I learned this trick a few years ago and I believe it was a tip that Brian Tracy suggested, however I can’t find it and over time I’ve refined it a little bit. The first step is to clearly define the “problem” and I find most people don’t take the time to do this. A well defined problem creates a focus that helps ensure that you’re fixing the right problem. I hear many people say “this doesn’t work” but they don’t take the time to really understand what “this” is and can’t really describe what “doesn’t work” means. There’s a big difference between “People just don’t buy from us online.” and “People are finding the online purchasing process convoluted and has too many steps, therefore they’re not buying from us.”
Now here’s where things get interesting.
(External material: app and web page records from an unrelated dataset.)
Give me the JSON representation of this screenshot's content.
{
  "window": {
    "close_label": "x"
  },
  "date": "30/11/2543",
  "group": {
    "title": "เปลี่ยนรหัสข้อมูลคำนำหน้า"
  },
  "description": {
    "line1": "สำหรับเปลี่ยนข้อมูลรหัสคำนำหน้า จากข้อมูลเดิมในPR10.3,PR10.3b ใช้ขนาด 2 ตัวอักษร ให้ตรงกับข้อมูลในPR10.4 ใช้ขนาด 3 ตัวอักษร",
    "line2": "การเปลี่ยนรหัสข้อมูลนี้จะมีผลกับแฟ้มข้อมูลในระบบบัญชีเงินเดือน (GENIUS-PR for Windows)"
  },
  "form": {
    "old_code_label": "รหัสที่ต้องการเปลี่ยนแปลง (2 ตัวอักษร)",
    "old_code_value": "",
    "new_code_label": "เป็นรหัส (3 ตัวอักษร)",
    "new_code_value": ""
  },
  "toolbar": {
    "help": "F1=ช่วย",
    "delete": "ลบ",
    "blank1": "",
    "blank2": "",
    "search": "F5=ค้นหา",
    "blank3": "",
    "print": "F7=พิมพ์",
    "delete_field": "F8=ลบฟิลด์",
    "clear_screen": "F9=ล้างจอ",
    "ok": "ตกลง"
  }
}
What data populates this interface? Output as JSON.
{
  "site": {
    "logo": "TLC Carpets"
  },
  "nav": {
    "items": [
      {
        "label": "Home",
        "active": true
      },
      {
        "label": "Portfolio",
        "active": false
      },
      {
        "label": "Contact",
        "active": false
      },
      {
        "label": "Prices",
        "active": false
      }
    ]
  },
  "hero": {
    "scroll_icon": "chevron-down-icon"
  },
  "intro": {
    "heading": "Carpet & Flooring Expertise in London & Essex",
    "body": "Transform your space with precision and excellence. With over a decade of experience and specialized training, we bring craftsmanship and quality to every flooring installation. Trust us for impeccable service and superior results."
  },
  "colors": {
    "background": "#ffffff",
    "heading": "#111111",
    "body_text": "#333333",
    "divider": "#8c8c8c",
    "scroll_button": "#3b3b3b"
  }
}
Restate the problem along with some assumptions like “we only have $5,000 to commit to this effort” or “we need to be launched in four weeks.” I tend to keep people resources out of the equation as you can usually figure out how to get people to pitch in on a really interesting problem. I also tend to keep most process oriented assumptions out of the restatement of the problem. I’ve experienced that existing processes were sometimes the root cause of the problem anyway and assuming that you can’t change the process is like chewing tinfoil. It hurts and in the end you can’t digest it anyway. Now, with the problem restated, set aside about 2-3 hours that you will not be disturbed. Go off-site, disappear, turn the phone off and book your calendar because you’re going to need this time to focus. If you know yourself well enough then you should know at what time of the day you’re most creative and imaginative. For me it’s usually around 10-11AM and from 2-4PM. With your time blocked out and your phone off come up with 20 answers to the problem. If it’s truly a difficult problem you’ll start to stumble after about five answers, struggle at ten, and come to a complete stop at fifteen answers. Your true breakthroughs are going to occur in the last five answers so keep pushing. This should cause true brain-pain and if you’ve got any connection with the outside world you’ll be tempted to stop and just go with answers 1-15. If you do that then you’re truly going to miss an original thought – a true innovation that begins to solve your most difficult problem. Once you’ve got 20 you should know what to do by now. Pick the ones that seem most likely to succeed and run with them.
If you try this then let me know what your results were. If there’s any suggestions you can add to this then by all means leave a comment.